● WORK INSTRUCTION:
Only a number is wanted here: how many lines in the entries below contain the word "title".

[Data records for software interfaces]
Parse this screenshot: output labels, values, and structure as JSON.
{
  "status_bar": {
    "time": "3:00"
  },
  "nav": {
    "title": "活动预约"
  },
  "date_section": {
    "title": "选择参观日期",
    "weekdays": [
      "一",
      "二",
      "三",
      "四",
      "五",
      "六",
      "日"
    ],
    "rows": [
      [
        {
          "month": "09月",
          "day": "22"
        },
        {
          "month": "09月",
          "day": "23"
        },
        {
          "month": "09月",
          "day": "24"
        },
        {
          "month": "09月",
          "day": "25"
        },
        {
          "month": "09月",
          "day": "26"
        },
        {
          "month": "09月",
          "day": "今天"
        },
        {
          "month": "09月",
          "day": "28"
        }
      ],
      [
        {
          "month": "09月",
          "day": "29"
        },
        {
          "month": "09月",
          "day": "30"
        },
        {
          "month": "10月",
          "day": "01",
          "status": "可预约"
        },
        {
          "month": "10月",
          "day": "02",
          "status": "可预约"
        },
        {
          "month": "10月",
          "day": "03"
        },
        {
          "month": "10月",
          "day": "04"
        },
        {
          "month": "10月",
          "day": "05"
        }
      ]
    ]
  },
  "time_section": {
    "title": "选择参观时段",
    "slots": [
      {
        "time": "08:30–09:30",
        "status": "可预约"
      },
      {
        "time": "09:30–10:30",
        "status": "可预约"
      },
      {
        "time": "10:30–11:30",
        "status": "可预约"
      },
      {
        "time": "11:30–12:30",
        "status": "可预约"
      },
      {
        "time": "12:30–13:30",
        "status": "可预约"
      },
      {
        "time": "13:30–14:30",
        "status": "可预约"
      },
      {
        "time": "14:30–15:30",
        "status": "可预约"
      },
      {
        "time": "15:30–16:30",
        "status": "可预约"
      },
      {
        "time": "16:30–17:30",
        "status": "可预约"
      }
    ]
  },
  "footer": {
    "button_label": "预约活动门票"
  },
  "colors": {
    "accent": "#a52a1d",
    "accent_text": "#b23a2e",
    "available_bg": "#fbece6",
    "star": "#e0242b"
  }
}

● WRITTEN SOLUTION:
3